WA’s State and Federal Governments will invest in an innovative accommodation project at Perth’s St Catherine’s College, to support young Indigenous people from remote communities to complete tertiary study.
$12.8 million dollars will be invested into the initiative to double the capacity of the Dandjoo Darbalung programme at the college, located at the University of Western Australia.
Funds will support housing for students from remote communities and build on the programmes the Commonwealth currently has in place to increase the amount of Indigenous students who complete university study.
The Western Australia Housing Authority will work with St Catherine’s on the procurement and construction, while St Catherine’s will be responsible for the management and ongoing operation.
The Commonwealth will fund the project under the National Partnership on Remote Housing, while also devoting $253 million over four years through the Indigenous Student Success Programme.
Construction will begin in 2017 and is expected to be fully operational by the start of Semester 1, 2019.
Federal Minister for Indigenous Affairs Nigel Scullion said it is an investment for the Indigenous community.
“The Coalition Government is absolutely committed to supporting Indigenous students to undertake their university studies in an environment that supports them to complete their studies and transition into employment,” he said.
“I am also keen to see Indigenous employment and business procurement be a key focus of this investment to ensure our investment supports jobs for our First Australians.”
Western Australian Housing and Youth Minister Peter Tinley said the project will have a positive impact on young Indigenous students through the Dandjoo Darbalung programme.
“The Dandjoo Darbalung programme offers a holistic living and learning environment that activates and celebrates Aboriginal culture and supports academic success and employability.”

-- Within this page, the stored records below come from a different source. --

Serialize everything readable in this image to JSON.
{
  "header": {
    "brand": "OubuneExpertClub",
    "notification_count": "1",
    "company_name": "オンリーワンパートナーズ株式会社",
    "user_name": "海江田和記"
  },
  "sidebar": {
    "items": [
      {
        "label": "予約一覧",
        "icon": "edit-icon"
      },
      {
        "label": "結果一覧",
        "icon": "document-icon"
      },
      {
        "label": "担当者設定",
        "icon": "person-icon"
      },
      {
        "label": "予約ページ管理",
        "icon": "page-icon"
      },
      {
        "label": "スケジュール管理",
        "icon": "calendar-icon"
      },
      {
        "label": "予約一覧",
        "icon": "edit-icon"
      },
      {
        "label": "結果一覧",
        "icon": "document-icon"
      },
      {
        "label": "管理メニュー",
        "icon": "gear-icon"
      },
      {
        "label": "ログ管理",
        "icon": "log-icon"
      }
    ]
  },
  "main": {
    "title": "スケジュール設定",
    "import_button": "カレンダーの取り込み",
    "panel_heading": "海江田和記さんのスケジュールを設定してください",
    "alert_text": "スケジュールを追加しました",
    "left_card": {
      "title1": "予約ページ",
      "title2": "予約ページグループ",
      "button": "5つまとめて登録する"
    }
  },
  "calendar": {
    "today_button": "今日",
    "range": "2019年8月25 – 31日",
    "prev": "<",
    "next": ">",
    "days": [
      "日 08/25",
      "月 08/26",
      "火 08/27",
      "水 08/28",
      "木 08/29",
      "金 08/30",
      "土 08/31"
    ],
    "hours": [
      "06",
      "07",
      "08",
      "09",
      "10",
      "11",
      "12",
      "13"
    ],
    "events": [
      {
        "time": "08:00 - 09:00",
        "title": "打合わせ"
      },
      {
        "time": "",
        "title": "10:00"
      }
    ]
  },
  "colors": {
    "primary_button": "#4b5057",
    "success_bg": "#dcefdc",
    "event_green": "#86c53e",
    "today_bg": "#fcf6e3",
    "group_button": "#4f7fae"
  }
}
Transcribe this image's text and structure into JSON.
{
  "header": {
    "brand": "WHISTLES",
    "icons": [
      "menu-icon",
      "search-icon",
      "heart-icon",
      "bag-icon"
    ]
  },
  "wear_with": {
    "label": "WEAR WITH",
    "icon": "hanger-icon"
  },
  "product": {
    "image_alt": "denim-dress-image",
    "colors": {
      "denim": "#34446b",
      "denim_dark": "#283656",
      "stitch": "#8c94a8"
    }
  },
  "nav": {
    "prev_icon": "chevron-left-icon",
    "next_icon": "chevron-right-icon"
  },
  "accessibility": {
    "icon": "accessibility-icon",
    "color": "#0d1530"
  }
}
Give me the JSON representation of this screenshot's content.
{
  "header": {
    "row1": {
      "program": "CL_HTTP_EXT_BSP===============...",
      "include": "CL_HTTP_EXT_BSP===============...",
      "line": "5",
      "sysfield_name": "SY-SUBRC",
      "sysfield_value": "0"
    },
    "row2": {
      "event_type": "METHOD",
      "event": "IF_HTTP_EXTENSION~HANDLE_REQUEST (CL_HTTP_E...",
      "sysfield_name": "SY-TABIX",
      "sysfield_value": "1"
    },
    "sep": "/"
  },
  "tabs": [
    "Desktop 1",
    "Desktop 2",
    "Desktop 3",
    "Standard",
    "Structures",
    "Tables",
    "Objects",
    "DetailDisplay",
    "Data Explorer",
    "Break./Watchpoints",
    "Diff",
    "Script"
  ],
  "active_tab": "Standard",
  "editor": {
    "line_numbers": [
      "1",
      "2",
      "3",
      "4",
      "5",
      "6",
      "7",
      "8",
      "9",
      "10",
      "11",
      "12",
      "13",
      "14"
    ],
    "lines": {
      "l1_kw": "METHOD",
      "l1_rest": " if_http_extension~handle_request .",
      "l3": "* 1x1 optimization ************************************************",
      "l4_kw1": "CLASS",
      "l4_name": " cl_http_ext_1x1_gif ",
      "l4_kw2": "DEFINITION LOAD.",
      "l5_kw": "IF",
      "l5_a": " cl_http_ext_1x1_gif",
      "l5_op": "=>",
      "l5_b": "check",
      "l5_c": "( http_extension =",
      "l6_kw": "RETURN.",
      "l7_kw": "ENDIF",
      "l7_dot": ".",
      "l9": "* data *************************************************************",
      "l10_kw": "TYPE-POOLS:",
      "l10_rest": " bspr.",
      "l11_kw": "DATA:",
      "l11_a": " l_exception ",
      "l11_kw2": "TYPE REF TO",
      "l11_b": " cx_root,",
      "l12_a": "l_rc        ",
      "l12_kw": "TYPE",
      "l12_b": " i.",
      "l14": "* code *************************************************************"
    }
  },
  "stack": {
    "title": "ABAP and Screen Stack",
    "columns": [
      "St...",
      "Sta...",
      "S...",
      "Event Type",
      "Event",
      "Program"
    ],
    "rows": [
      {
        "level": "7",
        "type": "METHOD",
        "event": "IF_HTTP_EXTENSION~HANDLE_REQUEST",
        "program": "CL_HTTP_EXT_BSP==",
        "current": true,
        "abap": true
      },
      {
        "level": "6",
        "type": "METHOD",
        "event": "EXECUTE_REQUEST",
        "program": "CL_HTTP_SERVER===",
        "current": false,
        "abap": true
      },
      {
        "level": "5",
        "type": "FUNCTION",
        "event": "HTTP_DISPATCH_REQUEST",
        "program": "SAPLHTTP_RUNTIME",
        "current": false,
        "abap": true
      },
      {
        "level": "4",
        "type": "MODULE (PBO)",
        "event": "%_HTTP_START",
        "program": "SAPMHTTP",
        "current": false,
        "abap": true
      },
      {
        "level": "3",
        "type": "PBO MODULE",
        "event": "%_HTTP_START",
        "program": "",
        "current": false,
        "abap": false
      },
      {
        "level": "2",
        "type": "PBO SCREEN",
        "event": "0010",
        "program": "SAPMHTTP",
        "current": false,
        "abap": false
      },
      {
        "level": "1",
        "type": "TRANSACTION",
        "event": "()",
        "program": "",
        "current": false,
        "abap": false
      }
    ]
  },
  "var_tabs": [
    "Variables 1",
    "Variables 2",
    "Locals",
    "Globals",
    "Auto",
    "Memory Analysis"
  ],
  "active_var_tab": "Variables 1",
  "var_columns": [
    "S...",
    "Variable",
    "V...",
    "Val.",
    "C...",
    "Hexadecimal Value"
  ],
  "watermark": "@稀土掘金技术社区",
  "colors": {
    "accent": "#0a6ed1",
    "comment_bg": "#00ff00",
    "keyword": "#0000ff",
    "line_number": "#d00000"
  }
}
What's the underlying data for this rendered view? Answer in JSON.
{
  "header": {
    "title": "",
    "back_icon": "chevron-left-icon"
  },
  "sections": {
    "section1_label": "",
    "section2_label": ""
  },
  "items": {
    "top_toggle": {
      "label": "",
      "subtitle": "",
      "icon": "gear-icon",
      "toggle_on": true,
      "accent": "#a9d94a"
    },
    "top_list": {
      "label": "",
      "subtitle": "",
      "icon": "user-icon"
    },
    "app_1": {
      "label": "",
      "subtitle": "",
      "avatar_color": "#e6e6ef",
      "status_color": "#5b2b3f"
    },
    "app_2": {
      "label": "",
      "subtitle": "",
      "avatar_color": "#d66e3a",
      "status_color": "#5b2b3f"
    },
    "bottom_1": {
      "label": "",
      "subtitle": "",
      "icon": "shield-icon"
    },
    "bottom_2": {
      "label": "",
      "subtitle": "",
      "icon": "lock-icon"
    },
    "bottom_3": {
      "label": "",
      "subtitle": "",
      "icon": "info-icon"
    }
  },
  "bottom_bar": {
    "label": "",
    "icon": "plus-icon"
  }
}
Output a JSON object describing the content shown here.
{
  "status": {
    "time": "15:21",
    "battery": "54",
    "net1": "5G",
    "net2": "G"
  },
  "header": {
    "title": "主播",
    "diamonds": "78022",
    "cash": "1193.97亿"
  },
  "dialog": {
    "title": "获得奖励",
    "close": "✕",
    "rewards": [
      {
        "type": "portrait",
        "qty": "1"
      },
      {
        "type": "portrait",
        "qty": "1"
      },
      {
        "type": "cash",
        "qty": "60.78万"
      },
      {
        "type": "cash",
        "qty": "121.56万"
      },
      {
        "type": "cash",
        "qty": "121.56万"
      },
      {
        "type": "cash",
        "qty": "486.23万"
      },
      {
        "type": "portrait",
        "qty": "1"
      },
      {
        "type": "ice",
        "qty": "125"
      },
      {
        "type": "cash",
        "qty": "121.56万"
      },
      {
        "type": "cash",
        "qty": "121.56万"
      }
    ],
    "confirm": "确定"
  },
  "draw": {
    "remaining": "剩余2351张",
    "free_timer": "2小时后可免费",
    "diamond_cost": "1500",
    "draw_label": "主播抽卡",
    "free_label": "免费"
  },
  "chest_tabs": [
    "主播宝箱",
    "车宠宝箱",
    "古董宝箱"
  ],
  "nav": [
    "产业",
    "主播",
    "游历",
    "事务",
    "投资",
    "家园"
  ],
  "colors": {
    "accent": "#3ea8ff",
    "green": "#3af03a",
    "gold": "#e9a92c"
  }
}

“The McGowan Government is pleased to support the Dandjoo Darbalung programme, which has the capacity to change lives and positively affect educational outcomes for young Aboriginal people and their communities.”
He said the project at St Catherine’s College has already been successful, but has the potential to do more for young Indigenous Australians.
“It (Dandjoo Darbalung) has achieved a 90 per cent retention rate for Aboriginal students and places are in great demand,” Mr Tinley said.
“Doubling its capacity to 100 students will make it the biggest tertiary programme of its type in Australia.”